* WHAT TO DO
Every entry needs to be duplicated exactly.

(Excerpts from an interface dataset)
--------------------
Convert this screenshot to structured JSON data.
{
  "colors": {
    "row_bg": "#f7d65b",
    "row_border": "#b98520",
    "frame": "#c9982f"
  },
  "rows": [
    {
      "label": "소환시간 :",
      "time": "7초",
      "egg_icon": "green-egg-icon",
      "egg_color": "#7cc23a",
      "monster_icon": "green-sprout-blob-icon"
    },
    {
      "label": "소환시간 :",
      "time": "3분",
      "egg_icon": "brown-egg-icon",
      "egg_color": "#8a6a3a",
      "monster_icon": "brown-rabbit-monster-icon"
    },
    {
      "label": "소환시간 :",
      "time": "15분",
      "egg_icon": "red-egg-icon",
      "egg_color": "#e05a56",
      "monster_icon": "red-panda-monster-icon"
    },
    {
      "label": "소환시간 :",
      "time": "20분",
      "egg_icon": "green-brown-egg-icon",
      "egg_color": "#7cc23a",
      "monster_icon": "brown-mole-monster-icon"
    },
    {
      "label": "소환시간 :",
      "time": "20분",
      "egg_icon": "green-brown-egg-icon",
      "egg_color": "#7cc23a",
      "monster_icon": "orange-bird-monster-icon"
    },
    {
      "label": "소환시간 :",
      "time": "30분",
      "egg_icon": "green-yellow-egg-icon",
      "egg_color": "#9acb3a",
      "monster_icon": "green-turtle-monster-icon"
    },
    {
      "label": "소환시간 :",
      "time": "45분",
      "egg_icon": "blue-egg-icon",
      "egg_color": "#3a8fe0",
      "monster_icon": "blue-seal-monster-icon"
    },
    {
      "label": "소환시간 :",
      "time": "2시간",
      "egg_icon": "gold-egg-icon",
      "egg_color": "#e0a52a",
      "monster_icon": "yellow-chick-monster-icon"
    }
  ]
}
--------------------
* RESPONSE BELOW
Convert this screenshot to structured JSON data.
{
  "colors": {
    "row_bg": "#f7d65b",
    "row_border": "#b98520",
    "frame": "#c9982f"
  },
  "rows": [
    {
      "label": "소환시간 :",
      "time": "7초",
      "egg_icon": "green-egg-icon",
      "egg_color": "#7cc23a",
      "monster_icon": "green-sprout-blob-icon"
    },
    {
      "label": "소환시간 :",
      "time": "3분",
      "egg_icon": "brown-egg-icon",
      "egg_color": "#8a6a3a",
      "monster_icon": "brown-rabbit-monster-icon"
    },
    {
      "label": "소환시간 :",
      "time": "15분",
      "egg_icon": "red-egg-icon",
      "egg_color": "#e05a56",
      "monster_icon": "red-panda-monster-icon"
    },
    {
      "label": "소환시간 :",
      "time": "20분",
      "egg_icon": "green-brown-egg-icon",
      "egg_color": "#7cc23a",
      "monster_icon": "brown-mole-monster-icon"
    },
    {
      "label": "소환시간 :",
      "time": "20분",
      "egg_icon": "green-brown-egg-icon",
      "egg_color": "#7cc23a",
      "monster_icon": "orange-bird-monster-icon"
    },
    {
      "label": "소환시간 :",
      "time": "30분",
      "egg_icon": "green-yellow-egg-icon",
      "egg_color": "#9acb3a",
      "monster_icon": "green-turtle-monster-icon"
    },
    {
      "label": "소환시간 :",
      "time": "45분",
      "egg_icon": "blue-egg-icon",
      "egg_color": "#3a8fe0",
      "monster_icon": "blue-seal-monster-icon"
    },
    {
      "label": "소환시간 :",
      "time": "2시간",
      "egg_icon": "gold-egg-icon",
      "egg_color": "#e0a52a",
      "monster_icon": "yellow-chick-monster-icon"
    }
  ]
}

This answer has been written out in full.